- **Try it**
Each record, minus any picture, should be returned exactly as written.

- **Dataset entries**
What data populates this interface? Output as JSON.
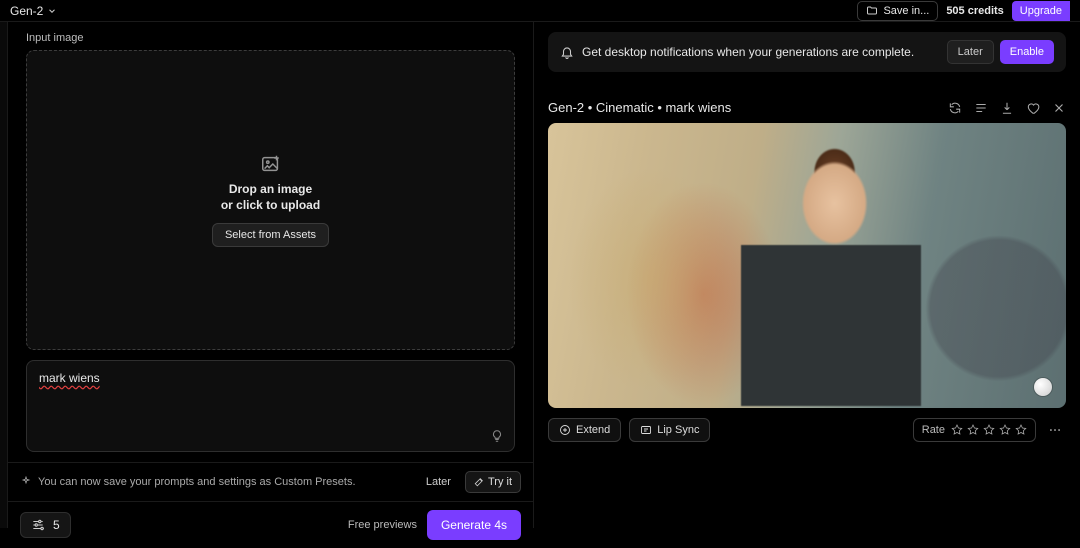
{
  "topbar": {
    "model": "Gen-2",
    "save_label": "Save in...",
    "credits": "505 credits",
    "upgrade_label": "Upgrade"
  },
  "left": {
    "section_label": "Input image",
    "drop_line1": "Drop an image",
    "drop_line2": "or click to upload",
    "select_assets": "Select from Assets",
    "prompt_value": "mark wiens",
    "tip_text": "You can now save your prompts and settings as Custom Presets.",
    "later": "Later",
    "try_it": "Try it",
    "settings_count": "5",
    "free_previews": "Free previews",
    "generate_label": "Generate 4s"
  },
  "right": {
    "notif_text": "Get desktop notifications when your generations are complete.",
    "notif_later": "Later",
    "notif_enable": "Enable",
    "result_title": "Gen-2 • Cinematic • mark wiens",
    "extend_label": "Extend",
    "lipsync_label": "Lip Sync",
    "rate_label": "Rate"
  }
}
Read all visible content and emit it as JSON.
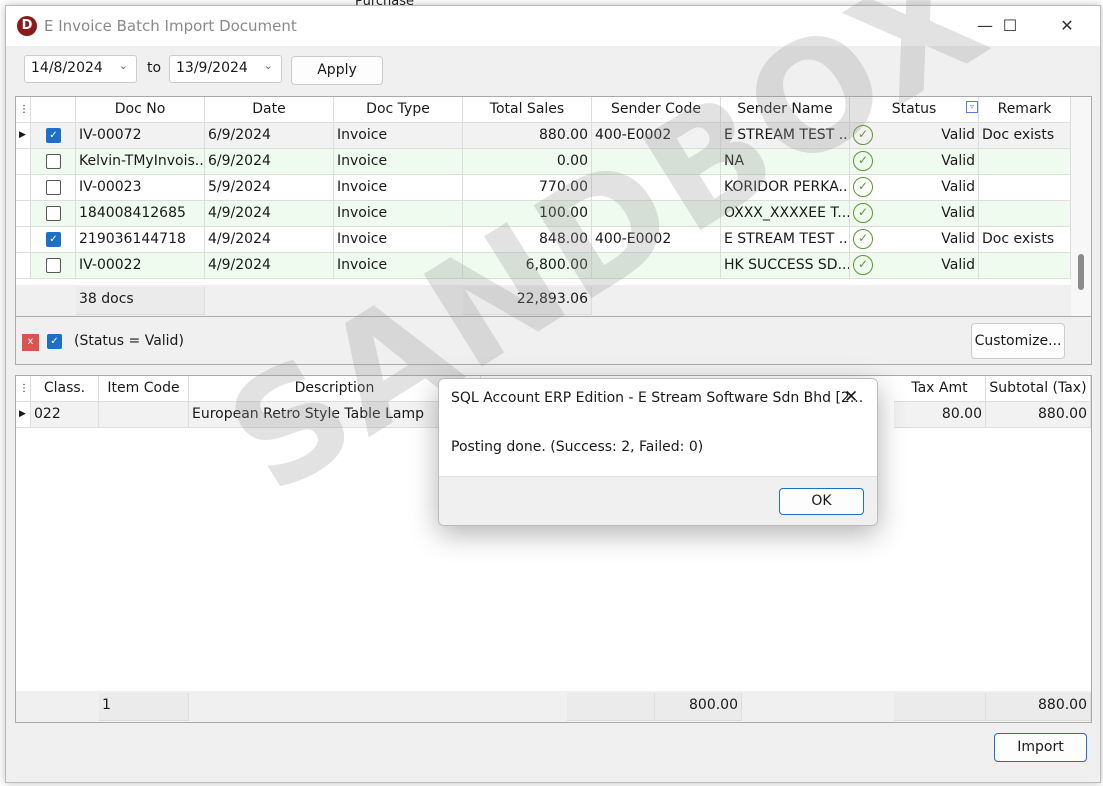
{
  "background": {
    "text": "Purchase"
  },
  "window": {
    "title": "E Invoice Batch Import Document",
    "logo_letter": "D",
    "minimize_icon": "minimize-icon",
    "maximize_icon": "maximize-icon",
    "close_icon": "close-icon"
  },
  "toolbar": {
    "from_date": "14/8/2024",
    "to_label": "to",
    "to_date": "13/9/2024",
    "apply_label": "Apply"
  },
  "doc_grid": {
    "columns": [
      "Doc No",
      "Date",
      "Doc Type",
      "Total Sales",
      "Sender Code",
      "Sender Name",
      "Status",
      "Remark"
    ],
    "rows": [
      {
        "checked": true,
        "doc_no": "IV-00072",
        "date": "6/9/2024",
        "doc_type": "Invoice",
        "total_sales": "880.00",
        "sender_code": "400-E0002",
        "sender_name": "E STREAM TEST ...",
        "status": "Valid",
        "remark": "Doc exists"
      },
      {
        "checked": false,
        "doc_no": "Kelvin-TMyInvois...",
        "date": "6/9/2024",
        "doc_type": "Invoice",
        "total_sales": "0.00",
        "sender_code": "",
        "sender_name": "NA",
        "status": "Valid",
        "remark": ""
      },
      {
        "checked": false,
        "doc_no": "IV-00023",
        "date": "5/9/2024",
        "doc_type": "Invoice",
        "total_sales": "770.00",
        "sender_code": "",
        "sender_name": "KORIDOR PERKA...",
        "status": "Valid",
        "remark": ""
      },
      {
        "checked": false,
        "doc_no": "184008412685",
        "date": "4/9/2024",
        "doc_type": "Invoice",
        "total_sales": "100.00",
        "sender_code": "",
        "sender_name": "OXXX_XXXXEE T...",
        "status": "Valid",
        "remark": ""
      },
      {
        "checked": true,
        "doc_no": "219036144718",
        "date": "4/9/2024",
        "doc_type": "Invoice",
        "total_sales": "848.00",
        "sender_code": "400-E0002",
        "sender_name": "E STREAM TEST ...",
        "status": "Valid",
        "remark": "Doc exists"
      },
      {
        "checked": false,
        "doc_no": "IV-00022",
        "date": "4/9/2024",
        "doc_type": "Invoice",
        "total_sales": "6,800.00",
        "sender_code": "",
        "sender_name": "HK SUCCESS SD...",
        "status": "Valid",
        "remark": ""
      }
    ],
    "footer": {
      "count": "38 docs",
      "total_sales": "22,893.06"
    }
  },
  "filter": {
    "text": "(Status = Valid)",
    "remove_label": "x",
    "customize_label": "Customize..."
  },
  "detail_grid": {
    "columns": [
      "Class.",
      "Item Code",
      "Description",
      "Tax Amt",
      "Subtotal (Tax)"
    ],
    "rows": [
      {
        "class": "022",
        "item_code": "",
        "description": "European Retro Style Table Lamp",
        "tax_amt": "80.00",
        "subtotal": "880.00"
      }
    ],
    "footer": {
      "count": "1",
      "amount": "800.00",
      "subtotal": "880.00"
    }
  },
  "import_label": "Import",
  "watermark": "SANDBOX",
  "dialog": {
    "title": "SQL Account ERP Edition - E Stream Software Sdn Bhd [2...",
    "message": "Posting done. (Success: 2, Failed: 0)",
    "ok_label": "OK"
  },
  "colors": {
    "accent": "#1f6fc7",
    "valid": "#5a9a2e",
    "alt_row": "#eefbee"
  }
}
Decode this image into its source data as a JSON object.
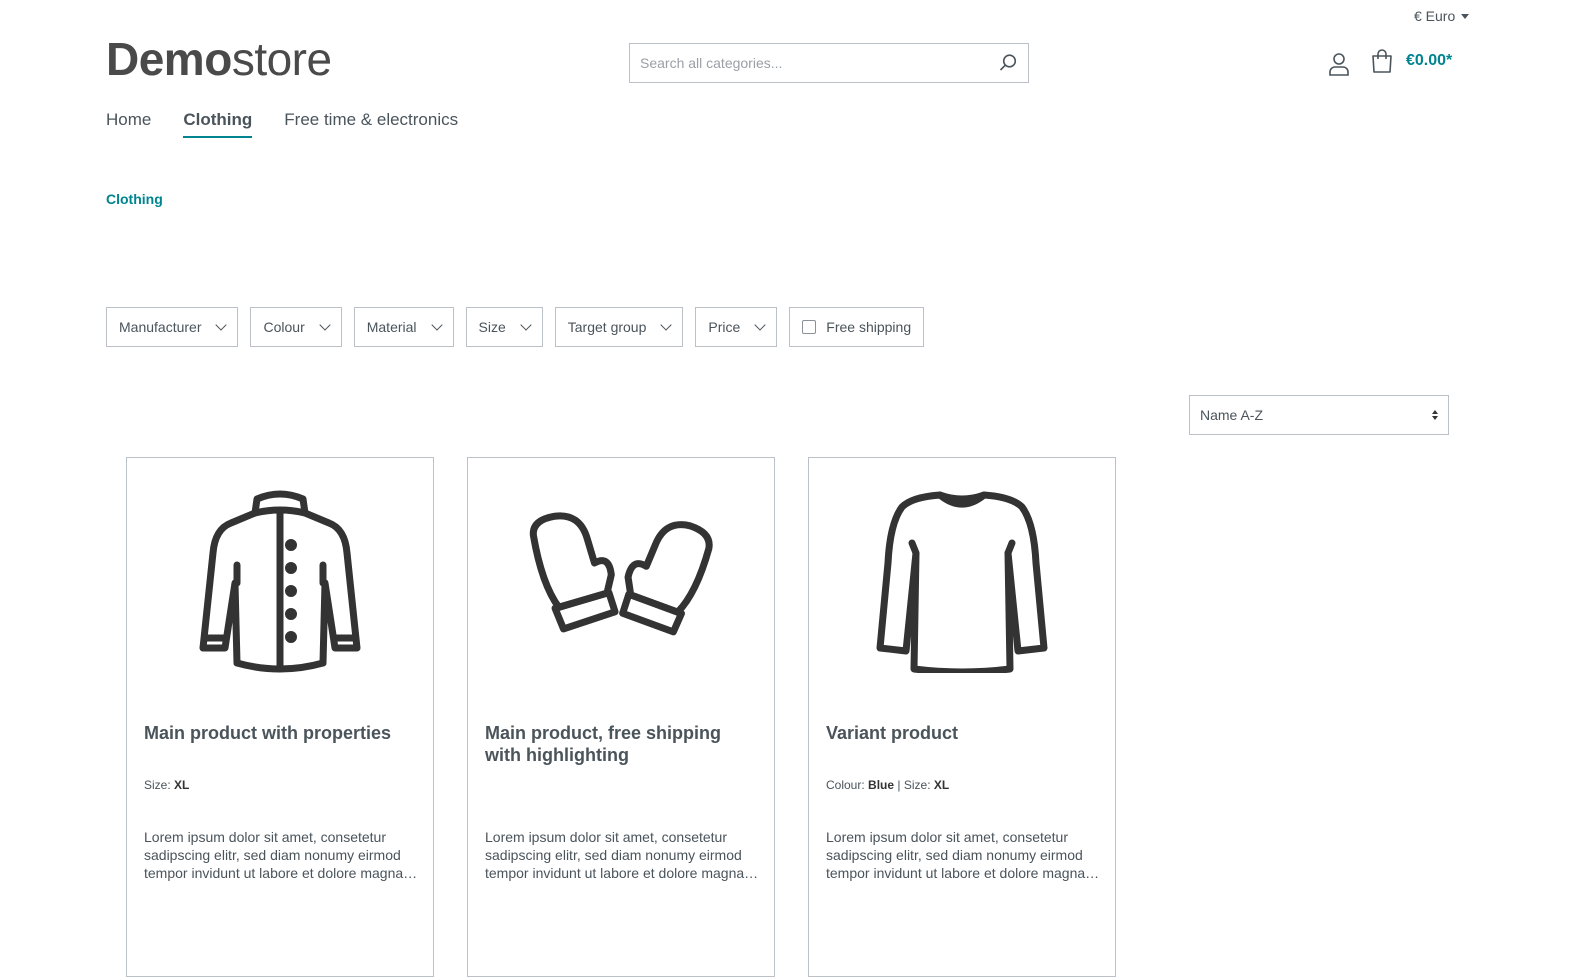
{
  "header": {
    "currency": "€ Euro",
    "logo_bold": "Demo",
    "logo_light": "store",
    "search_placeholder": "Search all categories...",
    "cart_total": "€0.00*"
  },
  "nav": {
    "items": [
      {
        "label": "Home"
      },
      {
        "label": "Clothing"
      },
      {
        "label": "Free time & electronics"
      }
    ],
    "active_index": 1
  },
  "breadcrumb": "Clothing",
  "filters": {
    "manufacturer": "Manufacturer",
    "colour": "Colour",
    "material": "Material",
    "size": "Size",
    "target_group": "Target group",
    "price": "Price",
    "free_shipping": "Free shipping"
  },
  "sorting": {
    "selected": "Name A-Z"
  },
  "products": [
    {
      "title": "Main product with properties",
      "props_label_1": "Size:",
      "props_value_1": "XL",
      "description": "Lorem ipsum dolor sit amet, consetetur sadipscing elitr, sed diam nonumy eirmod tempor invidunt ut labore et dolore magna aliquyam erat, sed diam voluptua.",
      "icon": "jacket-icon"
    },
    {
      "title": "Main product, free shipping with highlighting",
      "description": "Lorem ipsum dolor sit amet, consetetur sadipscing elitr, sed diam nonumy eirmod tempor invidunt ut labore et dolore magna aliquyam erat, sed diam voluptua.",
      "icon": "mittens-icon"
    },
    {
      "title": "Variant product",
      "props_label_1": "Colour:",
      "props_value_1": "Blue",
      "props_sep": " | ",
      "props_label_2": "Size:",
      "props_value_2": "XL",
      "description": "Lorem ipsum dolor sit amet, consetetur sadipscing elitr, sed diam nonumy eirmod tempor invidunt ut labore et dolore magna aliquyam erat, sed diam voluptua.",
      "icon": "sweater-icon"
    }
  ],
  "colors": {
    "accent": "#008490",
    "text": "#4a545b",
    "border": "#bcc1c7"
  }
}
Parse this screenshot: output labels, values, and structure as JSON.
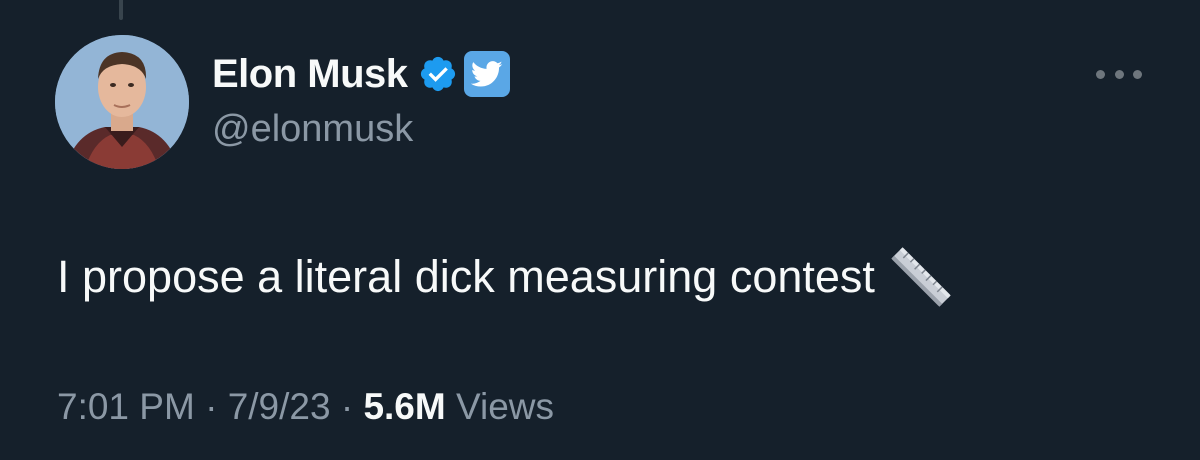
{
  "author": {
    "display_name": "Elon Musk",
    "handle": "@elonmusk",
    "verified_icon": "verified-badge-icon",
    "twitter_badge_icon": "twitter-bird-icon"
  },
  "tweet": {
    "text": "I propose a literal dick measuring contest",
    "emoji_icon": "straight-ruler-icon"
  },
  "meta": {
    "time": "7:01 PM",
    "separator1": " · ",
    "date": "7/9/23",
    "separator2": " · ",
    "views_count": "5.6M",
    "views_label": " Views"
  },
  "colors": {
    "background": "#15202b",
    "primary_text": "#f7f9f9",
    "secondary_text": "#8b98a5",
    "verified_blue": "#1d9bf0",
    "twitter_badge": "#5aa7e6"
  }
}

- **Task answer**
What data populates this interface? Output as JSON.
{
  "topbar": {
    "model": "Gen-2",
    "save_label": "Save in...",
    "credits": "505 credits",
    "upgrade_label": "Upgrade"
  },
  "left": {
    "section_label": "Input image",
    "drop_line1": "Drop an image",
    "drop_line2": "or click to upload",
    "select_assets": "Select from Assets",
    "prompt_value": "mark wiens",
    "tip_text": "You can now save your prompts and settings as Custom Presets.",
    "later": "Later",
    "try_it": "Try it",
    "settings_count": "5",
    "free_previews": "Free previews",
    "generate_label": "Generate 4s"
  },
  "right": {
    "notif_text": "Get desktop notifications when your generations are complete.",
    "notif_later": "Later",
    "notif_enable": "Enable",
    "result_title": "Gen-2 • Cinematic • mark wiens",
    "extend_label": "Extend",
    "lipsync_label": "Lip Sync",
    "rate_label": "Rate"
  }
}
Read all visible content and emit it as JSON.
{
  "background": {
    "text": "Purchase"
  },
  "window": {
    "title": "E Invoice Batch Import Document",
    "logo_letter": "D",
    "minimize_icon": "minimize-icon",
    "maximize_icon": "maximize-icon",
    "close_icon": "close-icon"
  },
  "toolbar": {
    "from_date": "14/8/2024",
    "to_label": "to",
    "to_date": "13/9/2024",
    "apply_label": "Apply"
  },
  "doc_grid": {
    "columns": [
      "Doc No",
      "Date",
      "Doc Type",
      "Total Sales",
      "Sender Code",
      "Sender Name",
      "Status",
      "Remark"
    ],
    "rows": [
      {
        "checked": true,
        "doc_no": "IV-00072",
        "date": "6/9/2024",
        "doc_type": "Invoice",
        "total_sales": "880.00",
        "sender_code": "400-E0002",
        "sender_name": "E STREAM TEST ...",
        "status": "Valid",
        "remark": "Doc exists"
      },
      {
        "checked": false,
        "doc_no": "Kelvin-TMyInvois...",
        "date": "6/9/2024",
        "doc_type": "Invoice",
        "total_sales": "0.00",
        "sender_code": "",
        "sender_name": "NA",
        "status": "Valid",
        "remark": ""
      },
      {
        "checked": false,
        "doc_no": "IV-00023",
        "date": "5/9/2024",
        "doc_type": "Invoice",
        "total_sales": "770.00",
        "sender_code": "",
        "sender_name": "KORIDOR PERKA...",
        "status": "Valid",
        "remark": ""
      },
      {
        "checked": false,
        "doc_no": "184008412685",
        "date": "4/9/2024",
        "doc_type": "Invoice",
        "total_sales": "100.00",
        "sender_code": "",
        "sender_name": "OXXX_XXXXEE T...",
        "status": "Valid",
        "remark": ""
      },
      {
        "checked": true,
        "doc_no": "219036144718",
        "date": "4/9/2024",
        "doc_type": "Invoice",
        "total_sales": "848.00",
        "sender_code": "400-E0002",
        "sender_name": "E STREAM TEST ...",
        "status": "Valid",
        "remark": "Doc exists"
      },
      {
        "checked": false,
        "doc_no": "IV-00022",
        "date": "4/9/2024",
        "doc_type": "Invoice",
        "total_sales": "6,800.00",
        "sender_code": "",
        "sender_name": "HK SUCCESS SD...",
        "status": "Valid",
        "remark": ""
      }
    ],
    "footer": {
      "count": "38 docs",
      "total_sales": "22,893.06"
    }
  },
  "filter": {
    "text": "(Status = Valid)",
    "remove_label": "x",
    "customize_label": "Customize..."
  },
  "detail_grid": {
    "columns": [
      "Class.",
      "Item Code",
      "Description",
      "Tax Amt",
      "Subtotal (Tax)"
    ],
    "rows": [
      {
        "class": "022",
        "item_code": "",
        "description": "European Retro Style Table Lamp",
        "tax_amt": "80.00",
        "subtotal": "880.00"
      }
    ],
    "footer": {
      "count": "1",
      "amount": "800.00",
      "subtotal": "880.00"
    }
  },
  "import_label": "Import",
  "watermark": "SANDBOX",
  "dialog": {
    "title": "SQL Account ERP Edition - E Stream Software Sdn Bhd [2...",
    "message": "Posting done. (Success: 2, Failed: 0)",
    "ok_label": "OK"
  },
  "colors": {
    "accent": "#1f6fc7",
    "valid": "#5a9a2e",
    "alt_row": "#eefbee"
  }
}
Decode this image into its source data as a JSON object.
{
  "header": {
    "currency": "€ Euro",
    "logo_bold": "Demo",
    "logo_light": "store",
    "search_placeholder": "Search all categories...",
    "cart_total": "€0.00*"
  },
  "nav": {
    "items": [
      {
        "label": "Home"
      },
      {
        "label": "Clothing"
      },
      {
        "label": "Free time & electronics"
      }
    ],
    "active_index": 1
  },
  "breadcrumb": "Clothing",
  "filters": {
    "manufacturer": "Manufacturer",
    "colour": "Colour",
    "material": "Material",
    "size": "Size",
    "target_group": "Target group",
    "price": "Price",
    "free_shipping": "Free shipping"
  },
  "sorting": {
    "selected": "Name A-Z"
  },
  "products": [
    {
      "title": "Main product with properties",
      "props_label_1": "Size:",
      "props_value_1": "XL",
      "description": "Lorem ipsum dolor sit amet, consetetur sadipscing elitr, sed diam nonumy eirmod tempor invidunt ut labore et dolore magna aliquyam erat, sed diam voluptua.",
      "icon": "jacket-icon"
    },
    {
      "title": "Main product, free shipping with highlighting",
      "description": "Lorem ipsum dolor sit amet, consetetur sadipscing elitr, sed diam nonumy eirmod tempor invidunt ut labore et dolore magna aliquyam erat, sed diam voluptua.",
      "icon": "mittens-icon"
    },
    {
      "title": "Variant product",
      "props_label_1": "Colour:",
      "props_value_1": "Blue",
      "props_sep": " | ",
      "props_label_2": "Size:",
      "props_value_2": "XL",
      "description": "Lorem ipsum dolor sit amet, consetetur sadipscing elitr, sed diam nonumy eirmod tempor invidunt ut labore et dolore magna aliquyam erat, sed diam voluptua.",
      "icon": "sweater-icon"
    }
  ],
  "colors": {
    "accent": "#008490",
    "text": "#4a545b",
    "border": "#bcc1c7"
  }
}
Parse this screenshot: output labels, values, and structure as JSON.
{
  "author": {
    "display_name": "Elon Musk",
    "handle": "@elonmusk",
    "verified_icon": "verified-badge-icon",
    "twitter_badge_icon": "twitter-bird-icon"
  },
  "tweet": {
    "text": "I propose a literal dick measuring contest",
    "emoji_icon": "straight-ruler-icon"
  },
  "meta": {
    "time": "7:01 PM",
    "separator1": " · ",
    "date": "7/9/23",
    "separator2": " · ",
    "views_count": "5.6M",
    "views_label": " Views"
  },
  "colors": {
    "background": "#15202b",
    "primary_text": "#f7f9f9",
    "secondary_text": "#8b98a5",
    "verified_blue": "#1d9bf0",
    "twitter_badge": "#5aa7e6"
  }
}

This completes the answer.